How to Add Educational Equivalencies to a Job Posting

Incorporating educational equivalencies into a job description can help attract a broader applicant pool because equivalencies allow various levels of education and experience to substitute for one another. You can add educational equivalencies to your job posting using the following guidelines:

Education Level

Equivalent Experience

High school graduation or GED1 yr. experience
A conferred associate’s degree2 yrs. experience 
A conferred Bachelor's degree4 yrs. experience
A conferred Master's degree6 yrs. experience
A conferred Bachelor's degree4 yrs. experience
A conferred Doctorate8 yrs. experience 

Applying Internship Experience to Work Experience Requirements

Internships may or may not count as work experience. Here are the best practices HR recommends:

Count as Work Experience

  • Internships that are part of a degree program, e.g., becoming a licensed social worker
  • Internships related directly to the applicant’s profession
    • This will be a bit subjective; the hiring manager may ascertain if the internship experience is directly relevant to the position upon review of the resume.

Note: Hours worked should be a factor. If the internship was full time (30-40 hrs.) for 6 months, this should be counted as 6 months experience. If internship was part time, months of experience should be proportional (e.g., a job related internship for 6 months for 20 hours a week would count as 3 months experience).

Do not Count as Work Experience

  • Unpaid internships
  • Internships not related to applicant’s profession (e.g., applicant interned at a Law firm as a paralegal assistant, but is applying for an IT position)

How to Administer Pre-Employment Assessments

The HR Service Center no longer administers typing and spelling tests, nor is there a way to save test scores to the Workday candidate profile. Typing and spelling scores from the legacy job application system could not be converted to the Candidate Profile in Workday; assessment scores prior to 10/24/2018 will not be available.

A Pre-Employment Test is intended to measure a job applicant's knowledge, skill, and abilities as it relates to the position and successful performance on the job.
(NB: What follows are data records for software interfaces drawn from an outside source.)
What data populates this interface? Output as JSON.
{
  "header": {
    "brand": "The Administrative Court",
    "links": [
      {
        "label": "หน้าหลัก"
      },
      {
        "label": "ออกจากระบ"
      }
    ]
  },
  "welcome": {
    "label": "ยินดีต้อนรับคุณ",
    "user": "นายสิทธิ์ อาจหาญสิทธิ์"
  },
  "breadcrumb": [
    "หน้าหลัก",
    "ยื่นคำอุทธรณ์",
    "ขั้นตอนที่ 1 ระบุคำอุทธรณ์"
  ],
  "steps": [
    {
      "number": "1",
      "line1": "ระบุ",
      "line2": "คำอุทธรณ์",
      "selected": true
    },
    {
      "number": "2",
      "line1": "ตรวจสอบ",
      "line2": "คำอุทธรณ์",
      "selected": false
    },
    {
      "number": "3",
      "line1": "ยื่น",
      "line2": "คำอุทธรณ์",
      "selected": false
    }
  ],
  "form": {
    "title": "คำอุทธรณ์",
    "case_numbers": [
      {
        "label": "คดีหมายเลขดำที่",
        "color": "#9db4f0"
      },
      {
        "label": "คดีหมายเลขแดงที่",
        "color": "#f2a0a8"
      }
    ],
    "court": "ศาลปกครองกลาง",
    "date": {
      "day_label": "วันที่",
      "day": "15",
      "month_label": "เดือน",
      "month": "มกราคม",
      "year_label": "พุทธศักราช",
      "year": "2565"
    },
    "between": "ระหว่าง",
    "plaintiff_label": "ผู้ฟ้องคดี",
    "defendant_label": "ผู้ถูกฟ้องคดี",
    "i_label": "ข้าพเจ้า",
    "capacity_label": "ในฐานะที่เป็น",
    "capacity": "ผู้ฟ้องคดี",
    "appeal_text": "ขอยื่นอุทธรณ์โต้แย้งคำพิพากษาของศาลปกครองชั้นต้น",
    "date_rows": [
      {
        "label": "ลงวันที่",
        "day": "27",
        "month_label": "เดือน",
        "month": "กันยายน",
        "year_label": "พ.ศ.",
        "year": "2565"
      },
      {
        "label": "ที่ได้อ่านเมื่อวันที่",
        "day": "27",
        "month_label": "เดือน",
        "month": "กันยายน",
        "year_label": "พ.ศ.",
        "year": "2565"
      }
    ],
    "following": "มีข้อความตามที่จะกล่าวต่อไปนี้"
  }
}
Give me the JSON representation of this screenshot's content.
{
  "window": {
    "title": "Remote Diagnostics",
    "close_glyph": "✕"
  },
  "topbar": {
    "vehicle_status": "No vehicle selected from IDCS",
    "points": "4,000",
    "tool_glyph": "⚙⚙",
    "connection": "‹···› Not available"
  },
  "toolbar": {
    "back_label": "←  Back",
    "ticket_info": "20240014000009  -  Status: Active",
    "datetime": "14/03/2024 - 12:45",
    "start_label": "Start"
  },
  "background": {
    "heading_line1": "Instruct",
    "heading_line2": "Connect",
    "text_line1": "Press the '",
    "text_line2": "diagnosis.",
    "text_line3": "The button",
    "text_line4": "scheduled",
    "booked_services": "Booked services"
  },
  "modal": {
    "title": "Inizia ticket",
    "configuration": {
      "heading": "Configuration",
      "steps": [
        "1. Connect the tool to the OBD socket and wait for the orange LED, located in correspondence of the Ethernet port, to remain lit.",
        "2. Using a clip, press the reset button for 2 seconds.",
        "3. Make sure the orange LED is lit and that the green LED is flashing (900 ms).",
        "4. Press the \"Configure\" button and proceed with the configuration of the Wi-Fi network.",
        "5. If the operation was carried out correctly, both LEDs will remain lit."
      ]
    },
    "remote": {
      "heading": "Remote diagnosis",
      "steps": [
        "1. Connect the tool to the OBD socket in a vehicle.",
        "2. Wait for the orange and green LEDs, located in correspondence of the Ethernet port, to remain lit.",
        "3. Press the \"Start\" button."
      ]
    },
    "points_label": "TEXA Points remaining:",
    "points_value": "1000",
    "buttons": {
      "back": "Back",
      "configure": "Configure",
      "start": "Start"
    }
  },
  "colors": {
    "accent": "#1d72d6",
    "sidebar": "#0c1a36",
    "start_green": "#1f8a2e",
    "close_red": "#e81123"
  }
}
Federal regulations require the validation of employment tests. Any test or assessment tool must have been developed and validated in accordance with the Equal Employment Opportunity Guidelines. Skill testing and assessment should be used as only one component, among others, in the overall evaluation of a candidate's skill, qualifications and suitability for the position. Pre-Employment tests may also serve as a resource in utilizing objective measurements that predict an individual’s future potential and a department's succession planning efforts.


  • As a best practice, hiring departments should indicate that they will use a pre-employment assessment when submitting the job requisition and identify the specific assessment along with what skill will be measured.
  • Skill(s) being assessed must be noted on the job posting as a "Required" skill, at one of the following levels: Entry, Intermediate, or Advanced.
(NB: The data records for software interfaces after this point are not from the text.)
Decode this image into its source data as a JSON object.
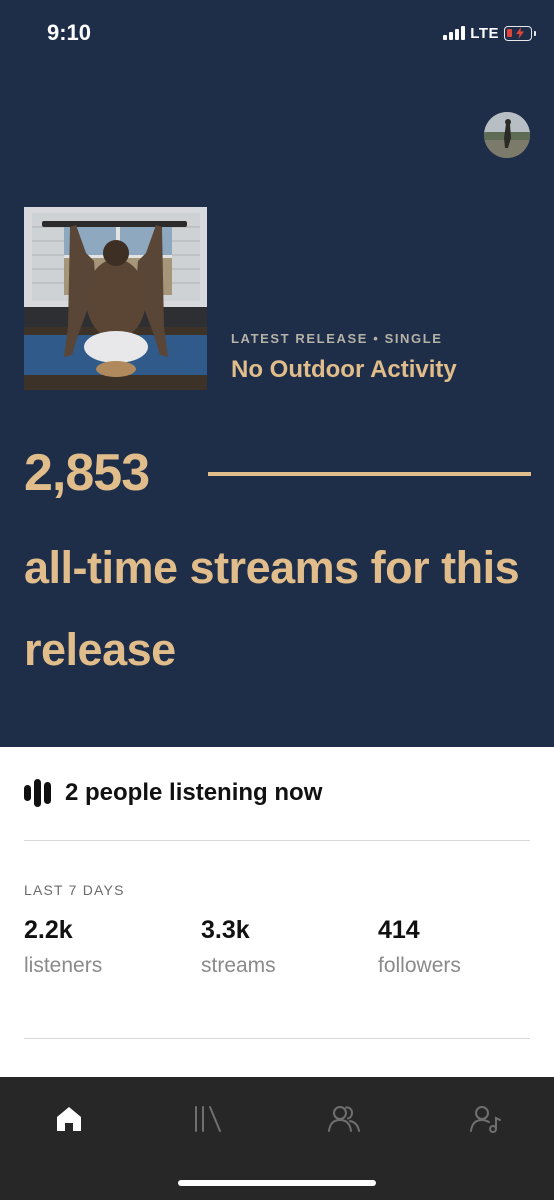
{
  "status_bar": {
    "time": "9:10",
    "network": "LTE",
    "battery": "low-charging-battery-icon",
    "signal": "full-signal-icon"
  },
  "header": {
    "avatar": "profile-avatar"
  },
  "latest_release": {
    "kicker": "LATEST RELEASE • SINGLE",
    "title": "No Outdoor Activity",
    "cover": "album-cover-image"
  },
  "streams": {
    "count": "2,853",
    "caption": "all-time streams for this release"
  },
  "listening": {
    "icon": "equalizer-bars-icon",
    "label": "2 people listening now"
  },
  "last_7_days": {
    "label": "LAST 7 DAYS",
    "stats": [
      {
        "value": "2.2k",
        "label": "listeners"
      },
      {
        "value": "3.3k",
        "label": "streams"
      },
      {
        "value": "414",
        "label": "followers"
      }
    ]
  },
  "tab_bar": {
    "tabs": [
      {
        "icon": "home-icon",
        "active": true
      },
      {
        "icon": "library-icon",
        "active": false
      },
      {
        "icon": "audience-icon",
        "active": false
      },
      {
        "icon": "profile-music-icon",
        "active": false
      }
    ]
  },
  "colors": {
    "hero_bg": "#1e2d48",
    "accent": "#e0bd8b",
    "tabbar_bg": "#272727"
  }
}
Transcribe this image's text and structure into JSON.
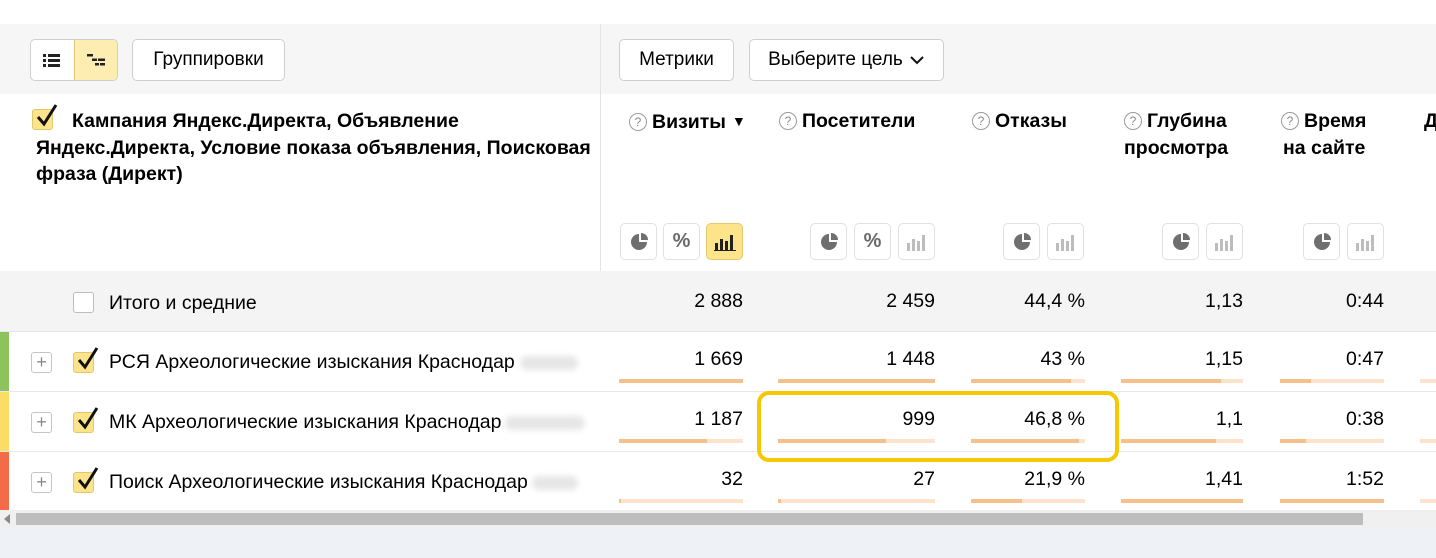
{
  "toolbar": {
    "group_label": "Группировки",
    "metrics_label": "Метрики",
    "goal_label": "Выберите цель"
  },
  "dimension_header": "Кампания Яндекс.Директа, Объявление Яндекс.Директа, Условие показа объявления, Поисковая фраза (Директ)",
  "columns": [
    {
      "title_1": "Визиты",
      "title_2": "",
      "sort": "▼"
    },
    {
      "title_1": "Посетители",
      "title_2": ""
    },
    {
      "title_1": "Отказы",
      "title_2": ""
    },
    {
      "title_1": "Глубина",
      "title_2": "просмотра"
    },
    {
      "title_1": "Время",
      "title_2": "на сайте"
    },
    {
      "title_1": "Д",
      "title_2": ""
    }
  ],
  "icons": {
    "q": "?",
    "percent": "%"
  },
  "totals": {
    "label": "Итого и средние",
    "values": [
      "2 888",
      "2 459",
      "44,4 %",
      "1,13",
      "0:44"
    ]
  },
  "rows": [
    {
      "label": "РСЯ Археологические изыскания Краснодар",
      "strip_color": "#8cc35c",
      "values": [
        "1 669",
        "1 448",
        "43 %",
        "1,15",
        "0:47"
      ],
      "fractions": [
        1.0,
        1.0,
        0.88,
        0.82,
        0.3
      ]
    },
    {
      "label": "МК Археологические изыскания Краснодар",
      "strip_color": "#fbdc65",
      "values": [
        "1 187",
        "999",
        "46,8 %",
        "1,1",
        "0:38"
      ],
      "fractions": [
        0.71,
        0.69,
        0.95,
        0.78,
        0.25
      ]
    },
    {
      "label": "Поиск Археологические изыскания Краснодар",
      "strip_color": "#f56a47",
      "values": [
        "32",
        "27",
        "21,9 %",
        "1,41",
        "1:52"
      ],
      "fractions": [
        0.02,
        0.02,
        0.45,
        1.0,
        1.0
      ]
    }
  ],
  "colors": {
    "accent_yellow": "#fde48a",
    "highlight": "#f5c800",
    "bar_fill": "#f5c08a",
    "bar_track": "#fde3cc"
  }
}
Assessments may be conducted pre-interview or post-interview for the selected pool of applicants. Hiring Departments will identify a vendor and follow university purchasing guidelines when engaging a vendor. Hiring Departments are responsible for the cost(s) of the Pre-Employment Tests, which vary based on the type of skills test administered.

Contact your SWS HR Consultant for further details and questions.

Recruitment File Requirements

Departments are required to maintain a recruitment file and follow Record Retention rules for each job posting. Recruitment files need to contain the information related to the recruitment effort that is not stored in Workday. Recruitment files are subject to open records requests, EEOC claim responses and Texas Workforce Commission audits. Here is a list of common items stored in the recruitment file:

  • Interview questions and notes
  • Candidate evaluation matrices or forms
  • Additional materials submitted outside of Workday
  • Reference check questions and responses
  • Justification for hire for candidate selected
  • Justification for non-hire for candidates interviewed, but not selected